What the Mind Does Not Know…An Introduction to
My first day of internship was actually a night. Before the start of the official year, there was an opportunity to cover the various hospitals in our system so that the other residents could go to the graduation celebration. Over the phone, even before I arrived in New Jersey to begin my internship, I volunteered.
The night of my call, coat neatly pressed and internally terrified, I meandered over to the hospital and wandered around until I could find food—and eventually—the senior resident.
There weren’t a lot of instructions for this endeavor. We met the senior, a tall lanky guy whose mind appeared halfway out the door already.
“You’ll do fine.” He said. “Just call if you have questions, do the admissions as they come. You’re senior is here for you if you need them.” That was it. He departed and we were left to wander through what would be our first taste of medicine.
For some reason, I’ve never liked how this story goes. I, as a second born, observant by nature kid was never a fan of surprises. I still don’t care for them to this day. I prefer my birthday presents ahead of time. I read the back few pages of novels first. I hate traveling that involves “winging it”. There’s a closet type-A crazy, control freak inside the type-B candy coated shell. And this is just one of his isms. I like to prepare, to pre-think, and know ahead of time what I should have in my repertoire.
As I’ve progressed through my medical career, I’ve kept that lens and I continue to view the world through it. Most events, issues, and problems that I’ve encounter that make life hard for us have tells. They have a prodrome. Even if they don’t other experiences can signal the underlying system or mechanisms at work that lead to these problems.
It’s not just in medicine either. Life is very similar.
For most of us, we went through school in somewhat of a straight shot, give or take a few years. This was the dream since we were a zygote and we’re finally out of school and into seeing and treating real patients. We have a niche. We have a place. And the day you become an intern, you realized, or should have, that you have a responsibility. To yourself and to those you serve.
I remember in my internship one night where, when checking on a patient in follow-up I realized she was not doing well. I’ve come to call her particular style of breathing gagonal. The gasping, agonal breathing of pending respiratory failure. When the acidity of the blood begins to auto-fire the medullary breathing center. There result is a choppy abrupt fish gulping phenomenon that can support the bare existence but not much else. And for next five minutes, that patient’s life, and the help she would or would not receive, lay in my hands.
She died that night. But not before I was able to rouse the team and get her emergently sent to the OR. I had a small job that night. Check. That’s it. Just check on them and follow up. But life and death where in that word. But something helped me that night. By then I had acquired a few guideposts, a few rules to live by. One of which, was take care of people.
You see, the issue that night was that my senior on the service had seen the patient. And the service I was on was not the kindest collection of folks I’ve met in life. There was a hesitancy, while it seems silly now, that was very real and stood at odds against doing the right thing. But take care of people doesn’t care what I’m feeling at the time. It’s always right. And it always tells you what to do.
You don’t think it will, but in the trenches, things get murky.

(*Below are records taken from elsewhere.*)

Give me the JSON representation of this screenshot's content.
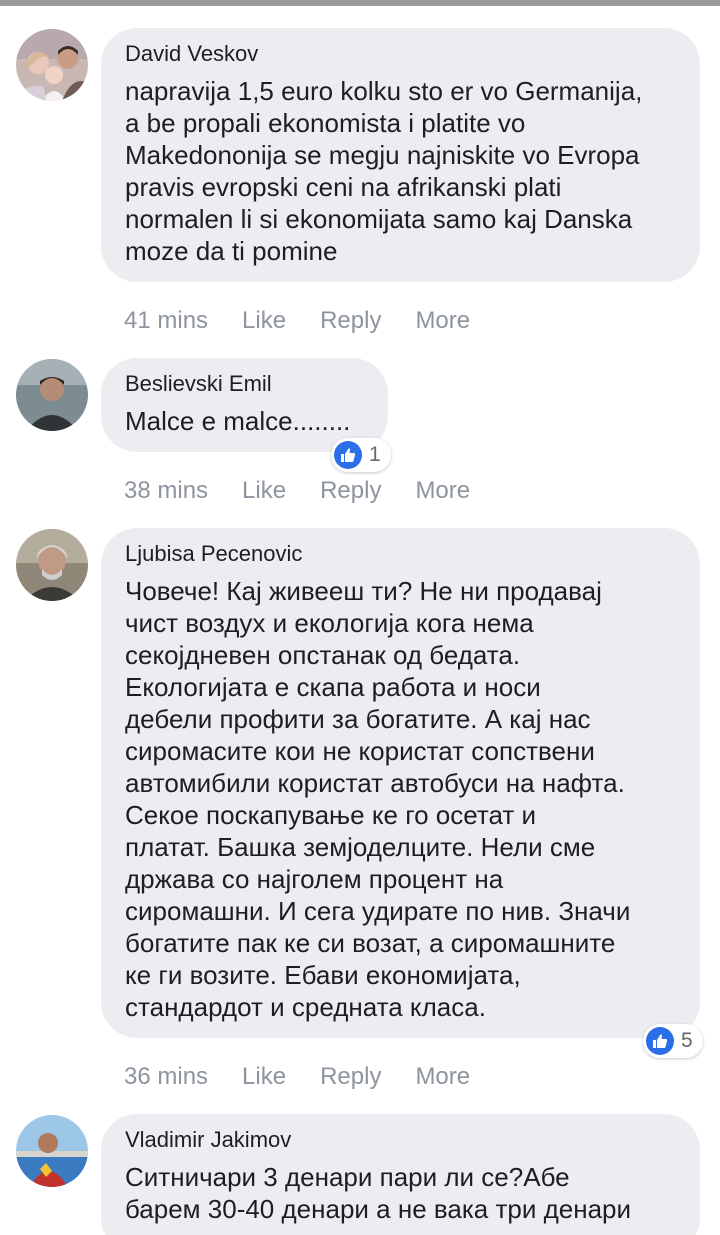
{
  "comments": [
    {
      "author": "David Veskov",
      "text": "napravija 1,5 euro kolku sto er vo Germanija,\na be propali ekonomista i platite vo\nMakedononija se megju najniskite vo Evropa\npravis evropski ceni na afrikanski plati\nnormalen li si ekonomijata samo kaj Danska\nmoze da ti pomine",
      "time": "41 mins",
      "like": "Like",
      "reply": "Reply",
      "more": "More",
      "reactions": null
    },
    {
      "author": "Beslievski Emil",
      "text": "Malce e malce........",
      "time": "38 mins",
      "like": "Like",
      "reply": "Reply",
      "more": "More",
      "reactions": "1"
    },
    {
      "author": "Ljubisa Pecenovic",
      "text": "Човече! Кај живееш ти? Не ни продавај\nчист воздух и екологија кога нема\nсекојдневен опстанак од бедата.\nЕкологијата е скапа работа и носи\nдебели профити за богатите. А кај нас\nсиромасите кои не користат сопствени\nавтомибили користат автобуси на нафта.\nСекое поскапување ке го осетат и\nплатат. Башка земјоделците. Нели сме\nдржава со најголем процент на\nсиромашни. И сега удирате по нив. Значи\nбогатите пак ке си возат, а сиромашните\nке ги возите. Ебави економијата,\nстандардот и средната класа.",
      "time": "36 mins",
      "like": "Like",
      "reply": "Reply",
      "more": "More",
      "reactions": "5"
    },
    {
      "author": "Vladimir Jakimov",
      "text": "Ситничари 3 денари пари ли се?Абе\nбарем 30-40 денари а не вака три денари",
      "reactions": null
    }
  ],
  "icons": {
    "like_badge": "thumbs-up-icon",
    "like_color": "#2a6ee8"
  }
}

Simple things get hard to see clearly. You have conflicting stressors that war against you and against each other. In medical school you see this second hand. You watch the interns and residents wade through the ambuguity. But then the story becomes first person. It becomes your reality. And the sum of it is, you need to prepare for it.
That’s the heart and soul behind LifeRounds. Its a collection of lenses to see this world through. The right lens can make all the difference. It can filter the noise and help make things very clear and very easy to navigate. We call this by a different phrasing in medicine. What the mind does not know the eyes will not see. Perception changes when we filter it.
So here’s the honest truth of the matter. Some of these lenses will be life changing. Some intuitive. Some seem bland until enough life experience passes and those experience unlock the power of these principles. They’re meant to be read. To be shared. Pondered and discussed. Their meant to be torn apart and chewed on until all the sap of their truth is exposed.
They can help you be a better intern. They can help you be a great resident. And, with the right attitude, they can help you be a great doctor.
And that, after all, was the dream.